Photo illustration by Tracy Allison for Rolling Stone; Images used in illustration by David M. Benett/Dave Benett/WireImage; Theo Wargo/Getty Images for TIDAL; Kevin Winter/Getty Images; Sunyixun/Getty Images

For at least the past decade, Beyoncé Giselle Knowles-Carter has been the world’s greatest living entertainer. Who else can annihilate complex dance routines and maintain pristinely powerhouse vocals for packed stadiums the way she does? Who else can so thoroughly dominate news cycles with impeccable and innovative surprise albums? Who else has produced music films and video anthologies as compelling and imaginative? Her combination of showmanship, skill, creative vision, and influence is unmatched by her contemporary peers. 

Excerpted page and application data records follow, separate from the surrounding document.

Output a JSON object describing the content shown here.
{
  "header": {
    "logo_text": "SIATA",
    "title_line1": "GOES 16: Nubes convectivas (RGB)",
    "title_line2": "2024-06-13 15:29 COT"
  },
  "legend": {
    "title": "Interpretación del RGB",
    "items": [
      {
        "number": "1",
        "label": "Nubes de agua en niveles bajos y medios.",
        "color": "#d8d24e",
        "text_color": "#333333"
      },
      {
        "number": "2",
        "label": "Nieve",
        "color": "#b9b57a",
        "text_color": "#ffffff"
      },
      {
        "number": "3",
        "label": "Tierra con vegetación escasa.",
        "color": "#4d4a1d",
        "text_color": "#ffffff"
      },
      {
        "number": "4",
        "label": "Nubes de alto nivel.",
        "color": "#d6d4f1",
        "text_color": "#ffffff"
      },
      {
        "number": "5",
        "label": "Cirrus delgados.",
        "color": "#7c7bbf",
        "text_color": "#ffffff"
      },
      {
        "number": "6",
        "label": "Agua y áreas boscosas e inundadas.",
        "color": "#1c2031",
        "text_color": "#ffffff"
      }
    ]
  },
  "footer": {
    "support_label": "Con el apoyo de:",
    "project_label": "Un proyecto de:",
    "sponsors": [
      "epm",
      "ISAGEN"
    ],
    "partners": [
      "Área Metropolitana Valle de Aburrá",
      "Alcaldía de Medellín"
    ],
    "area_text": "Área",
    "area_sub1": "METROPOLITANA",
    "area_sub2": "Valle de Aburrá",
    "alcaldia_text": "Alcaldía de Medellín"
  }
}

And, of course, the foundation of Beyoncé’s incredible oeuvre is the music, and her uncanny ability to write, produce, curate, and perform it. Her songs are pop masterpieces, gorgeous and diverse, with several becoming cultural touchstones, from the unmistakable shimmy of “Crazy in Love” to the wiggling hand of “Single Ladies (Put a Ring on It).” In honor of the impending arrival of her seventh studio album (out this Friday), we’ve compiled and ranked 70 of Beyoncé’s greatest tracks as a solo artist – including a few prominent features. Bow down. 

From Rolling Stone US


‘Formation’ (2016)

“Formation” was a rallying cry for Beyoncé’s most ambitious artistic era, and a call to arms that deepened the political edge that’s always existed in her music. In 2016, when Bey surprise-released this single ahead of her iconic Super Bowl performance, she shocked the world, and looked like she effortlessly knew exactly what she was doing. What ensued was a glorious display of femininity and Blackness that echoed globally. The biting lyrics on “Formation” align with the self-expression and self-exploration that were pivotal components of her 2016 masterpiece, Lemonade. Beyoncé leaned aggressively into her Southern roots, proudly claiming, “My daddy Alabama, Momma Louisiana/You mix that negro with that Creole make a Texas bama.” And producer Mike WiLL Made-It injected harsh 808s into a swaying, swaggering track, adding extra bite into one of the 21st century’s most thrilling and bracing pop music statements. —R.M.


‘Deja Vu,’ feat. Jay-Z (2006)

If “Crazy in Love” made Beyoncé a star, then the first single from her sophomore album, B’Day, introduced her as a fully-formed artist. Coming off the backs of her solo debut and her final album with Destiny’s Child, Beyoncé partnered with Rodney “Darkchild” Jerkins, Makeba, Keli Nicole Price, and Delisha Thomas to create a sonically challenging jam that served as a foremother to every Bey era that followed. From the song’s iconic BET Awards performance (an early glimpse of her alter ego Sasha Fierce) to its masterful perfection of her chemistry with Jay-Z to the way the funky track forecasts 4, and its Southern Gothic homage to her creole roots predicts Lemonade, “Deja Vu” isn’t just the best song in her discography — it defines it. —K.T.